> **PROBLEM**: The response should contain only those lines of the entries below that include the string "this".

(Excerpts from an interface dataset)
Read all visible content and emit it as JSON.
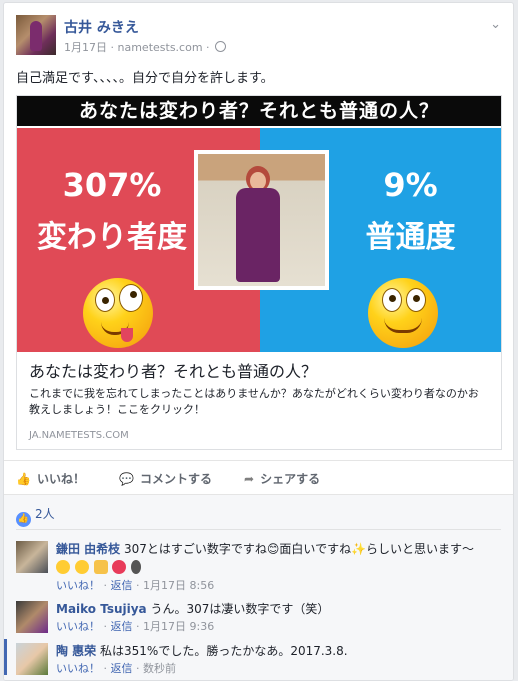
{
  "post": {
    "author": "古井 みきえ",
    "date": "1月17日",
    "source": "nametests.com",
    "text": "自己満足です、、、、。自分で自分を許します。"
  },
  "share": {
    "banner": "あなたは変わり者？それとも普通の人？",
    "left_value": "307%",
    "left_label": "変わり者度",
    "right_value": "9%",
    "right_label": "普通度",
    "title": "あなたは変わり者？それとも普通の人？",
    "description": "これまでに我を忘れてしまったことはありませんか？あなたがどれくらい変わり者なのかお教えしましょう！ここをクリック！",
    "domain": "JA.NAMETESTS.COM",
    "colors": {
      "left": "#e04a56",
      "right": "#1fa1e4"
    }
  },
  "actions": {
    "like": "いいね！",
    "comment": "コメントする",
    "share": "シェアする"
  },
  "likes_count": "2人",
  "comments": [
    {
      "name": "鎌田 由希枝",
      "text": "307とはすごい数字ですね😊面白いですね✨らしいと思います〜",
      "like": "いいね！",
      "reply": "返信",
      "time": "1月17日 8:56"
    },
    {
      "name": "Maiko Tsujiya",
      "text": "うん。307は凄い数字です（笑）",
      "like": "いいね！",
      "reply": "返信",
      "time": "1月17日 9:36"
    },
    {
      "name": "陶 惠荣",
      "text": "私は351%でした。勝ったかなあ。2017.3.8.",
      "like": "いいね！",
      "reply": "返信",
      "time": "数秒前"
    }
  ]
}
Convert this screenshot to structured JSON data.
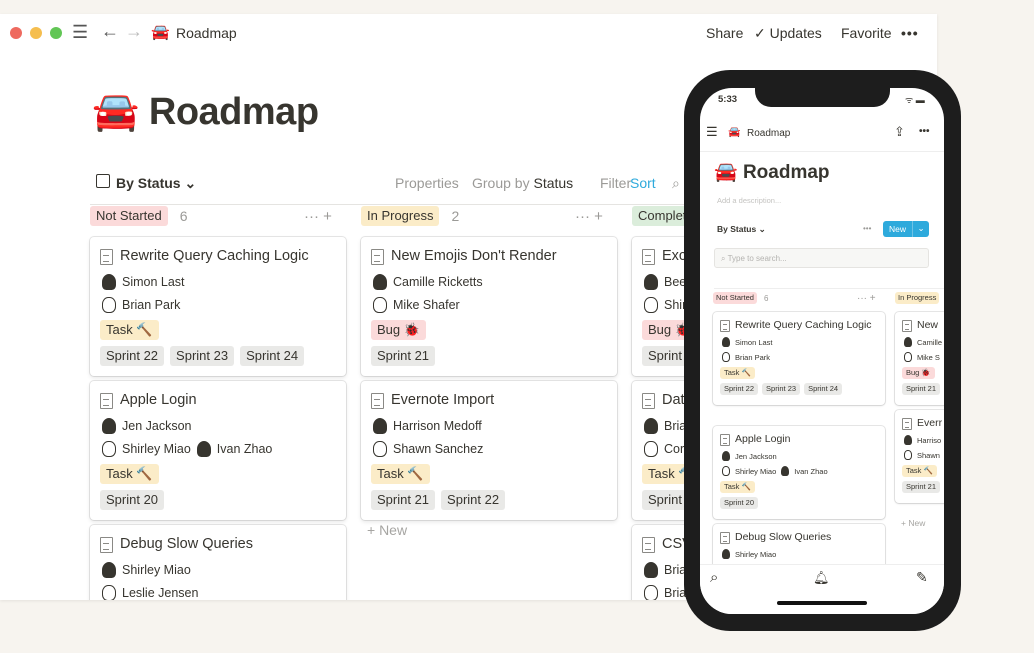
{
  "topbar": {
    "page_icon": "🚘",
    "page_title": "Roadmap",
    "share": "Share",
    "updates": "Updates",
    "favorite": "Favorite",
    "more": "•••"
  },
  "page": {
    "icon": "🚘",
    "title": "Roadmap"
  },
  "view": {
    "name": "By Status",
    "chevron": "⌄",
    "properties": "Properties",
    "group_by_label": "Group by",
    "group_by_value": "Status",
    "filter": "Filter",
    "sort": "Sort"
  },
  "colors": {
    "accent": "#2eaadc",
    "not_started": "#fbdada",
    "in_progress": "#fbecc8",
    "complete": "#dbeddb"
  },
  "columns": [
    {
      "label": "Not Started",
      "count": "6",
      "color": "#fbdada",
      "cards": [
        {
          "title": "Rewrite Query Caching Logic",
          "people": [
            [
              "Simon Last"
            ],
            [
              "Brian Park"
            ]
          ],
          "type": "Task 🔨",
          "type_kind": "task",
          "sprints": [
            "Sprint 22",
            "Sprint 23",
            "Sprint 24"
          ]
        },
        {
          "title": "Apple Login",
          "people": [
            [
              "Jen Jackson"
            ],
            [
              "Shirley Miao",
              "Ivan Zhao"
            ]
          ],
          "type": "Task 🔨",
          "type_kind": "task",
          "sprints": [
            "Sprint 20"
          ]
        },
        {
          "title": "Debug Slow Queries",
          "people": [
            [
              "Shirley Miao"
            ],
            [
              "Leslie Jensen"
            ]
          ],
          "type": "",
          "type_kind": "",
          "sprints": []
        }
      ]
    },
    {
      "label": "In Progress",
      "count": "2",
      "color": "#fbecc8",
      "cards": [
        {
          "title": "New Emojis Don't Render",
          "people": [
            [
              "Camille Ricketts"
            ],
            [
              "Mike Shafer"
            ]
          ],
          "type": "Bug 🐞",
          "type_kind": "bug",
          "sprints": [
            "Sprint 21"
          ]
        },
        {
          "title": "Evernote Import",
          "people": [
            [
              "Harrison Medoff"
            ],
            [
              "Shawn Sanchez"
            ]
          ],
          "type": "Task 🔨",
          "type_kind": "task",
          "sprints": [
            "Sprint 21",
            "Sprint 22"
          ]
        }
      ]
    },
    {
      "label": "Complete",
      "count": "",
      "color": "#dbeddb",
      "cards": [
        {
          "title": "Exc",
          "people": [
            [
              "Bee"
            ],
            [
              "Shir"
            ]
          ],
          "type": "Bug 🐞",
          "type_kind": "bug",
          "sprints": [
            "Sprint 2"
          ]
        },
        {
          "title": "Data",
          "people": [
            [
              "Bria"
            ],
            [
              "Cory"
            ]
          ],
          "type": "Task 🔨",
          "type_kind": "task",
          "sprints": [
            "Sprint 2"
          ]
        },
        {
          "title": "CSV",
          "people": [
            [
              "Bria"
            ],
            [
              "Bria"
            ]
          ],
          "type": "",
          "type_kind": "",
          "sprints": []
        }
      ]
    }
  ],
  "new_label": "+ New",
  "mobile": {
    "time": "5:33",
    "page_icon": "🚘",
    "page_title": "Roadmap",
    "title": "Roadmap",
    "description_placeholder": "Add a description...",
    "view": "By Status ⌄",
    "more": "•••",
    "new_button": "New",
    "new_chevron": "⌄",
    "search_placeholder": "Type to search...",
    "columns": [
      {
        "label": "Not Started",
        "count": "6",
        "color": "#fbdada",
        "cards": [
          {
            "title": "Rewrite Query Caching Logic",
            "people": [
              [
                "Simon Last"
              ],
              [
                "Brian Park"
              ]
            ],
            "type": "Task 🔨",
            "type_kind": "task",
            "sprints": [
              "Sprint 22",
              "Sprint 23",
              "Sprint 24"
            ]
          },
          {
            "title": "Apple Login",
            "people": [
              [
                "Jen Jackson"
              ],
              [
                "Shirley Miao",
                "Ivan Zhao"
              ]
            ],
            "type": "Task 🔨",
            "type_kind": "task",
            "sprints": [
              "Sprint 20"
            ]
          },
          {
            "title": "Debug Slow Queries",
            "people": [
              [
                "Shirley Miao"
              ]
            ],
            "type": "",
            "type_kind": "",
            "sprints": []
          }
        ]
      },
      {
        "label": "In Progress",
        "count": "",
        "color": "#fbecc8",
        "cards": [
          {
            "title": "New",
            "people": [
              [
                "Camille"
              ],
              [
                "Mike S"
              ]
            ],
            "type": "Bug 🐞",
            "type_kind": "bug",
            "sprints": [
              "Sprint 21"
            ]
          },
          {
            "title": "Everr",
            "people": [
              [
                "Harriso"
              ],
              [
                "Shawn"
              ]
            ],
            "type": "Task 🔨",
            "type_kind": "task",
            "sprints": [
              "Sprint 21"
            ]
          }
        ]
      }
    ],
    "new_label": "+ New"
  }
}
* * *
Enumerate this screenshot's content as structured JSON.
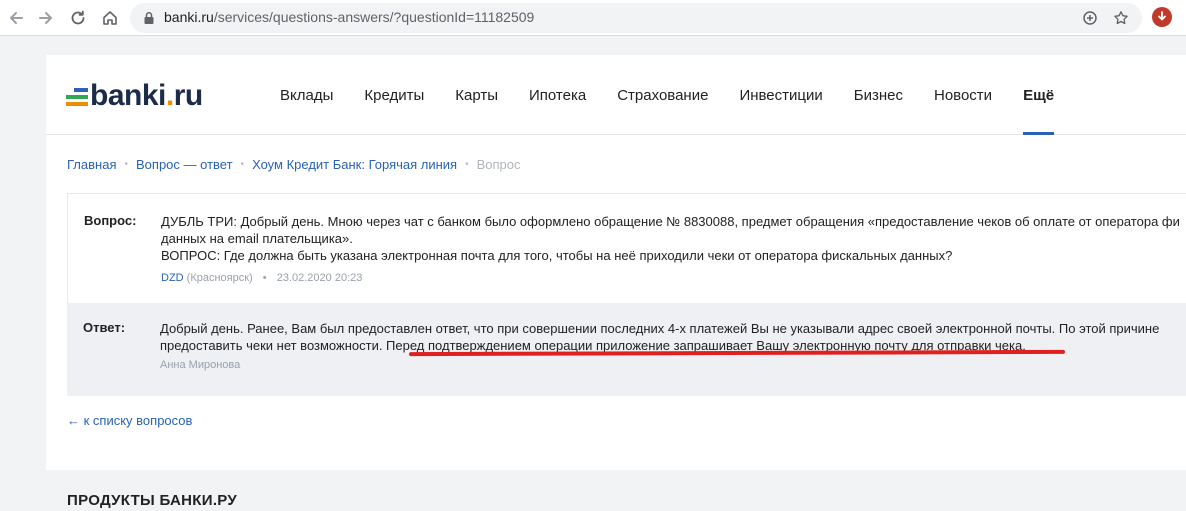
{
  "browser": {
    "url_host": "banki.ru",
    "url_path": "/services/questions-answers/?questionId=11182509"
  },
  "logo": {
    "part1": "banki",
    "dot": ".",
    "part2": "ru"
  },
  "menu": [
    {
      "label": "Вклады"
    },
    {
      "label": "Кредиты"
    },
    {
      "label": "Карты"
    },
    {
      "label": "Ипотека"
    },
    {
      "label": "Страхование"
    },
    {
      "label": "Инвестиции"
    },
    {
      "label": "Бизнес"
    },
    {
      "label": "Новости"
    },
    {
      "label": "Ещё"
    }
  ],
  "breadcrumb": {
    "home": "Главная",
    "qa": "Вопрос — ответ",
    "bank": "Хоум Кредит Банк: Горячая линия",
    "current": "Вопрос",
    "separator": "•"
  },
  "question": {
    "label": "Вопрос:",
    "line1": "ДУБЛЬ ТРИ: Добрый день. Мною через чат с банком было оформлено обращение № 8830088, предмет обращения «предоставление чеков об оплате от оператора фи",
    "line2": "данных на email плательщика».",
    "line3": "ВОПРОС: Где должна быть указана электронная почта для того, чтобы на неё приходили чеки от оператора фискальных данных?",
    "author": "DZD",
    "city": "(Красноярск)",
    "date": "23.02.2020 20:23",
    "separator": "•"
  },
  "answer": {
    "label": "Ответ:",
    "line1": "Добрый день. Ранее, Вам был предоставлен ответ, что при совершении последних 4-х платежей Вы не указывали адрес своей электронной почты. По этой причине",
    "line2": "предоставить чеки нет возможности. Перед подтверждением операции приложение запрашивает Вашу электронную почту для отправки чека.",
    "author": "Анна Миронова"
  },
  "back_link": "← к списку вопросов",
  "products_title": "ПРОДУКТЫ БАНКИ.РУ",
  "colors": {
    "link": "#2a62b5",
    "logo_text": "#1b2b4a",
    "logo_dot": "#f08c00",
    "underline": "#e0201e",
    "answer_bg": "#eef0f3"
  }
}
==
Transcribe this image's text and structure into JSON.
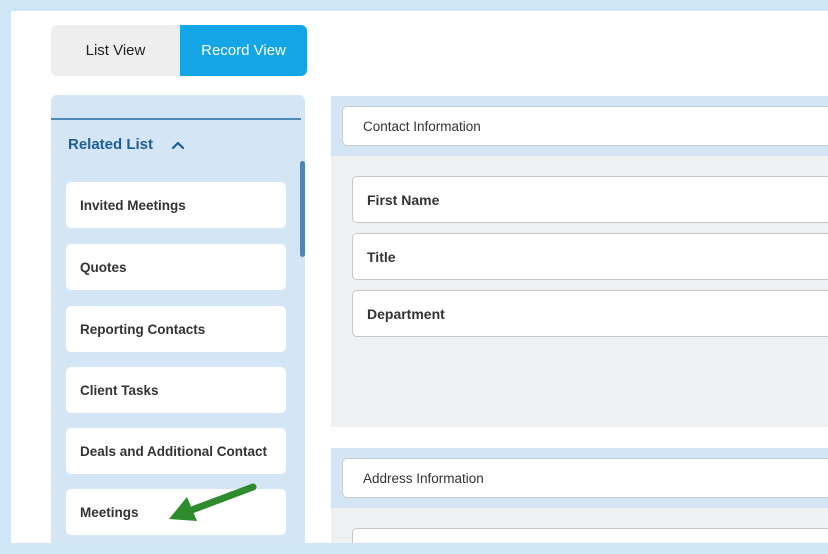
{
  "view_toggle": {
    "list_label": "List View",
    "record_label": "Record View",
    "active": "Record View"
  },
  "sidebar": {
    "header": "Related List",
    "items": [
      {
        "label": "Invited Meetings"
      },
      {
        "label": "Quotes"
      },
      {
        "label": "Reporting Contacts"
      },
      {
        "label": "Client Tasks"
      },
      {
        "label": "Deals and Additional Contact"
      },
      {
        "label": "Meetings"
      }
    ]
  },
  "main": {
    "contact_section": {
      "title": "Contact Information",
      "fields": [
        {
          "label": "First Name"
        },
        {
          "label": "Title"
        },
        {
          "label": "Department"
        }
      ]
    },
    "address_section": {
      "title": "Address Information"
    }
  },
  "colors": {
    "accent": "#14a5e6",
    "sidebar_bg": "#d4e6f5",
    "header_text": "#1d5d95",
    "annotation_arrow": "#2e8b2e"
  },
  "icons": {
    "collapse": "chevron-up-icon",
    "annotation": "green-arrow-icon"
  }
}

> **RESULT OF THE TASK**:
Convert this screenshot to structured JSON data.
Enumerate this screenshot's content as structured JSON.
Transcribe this image's text and structure into JSON.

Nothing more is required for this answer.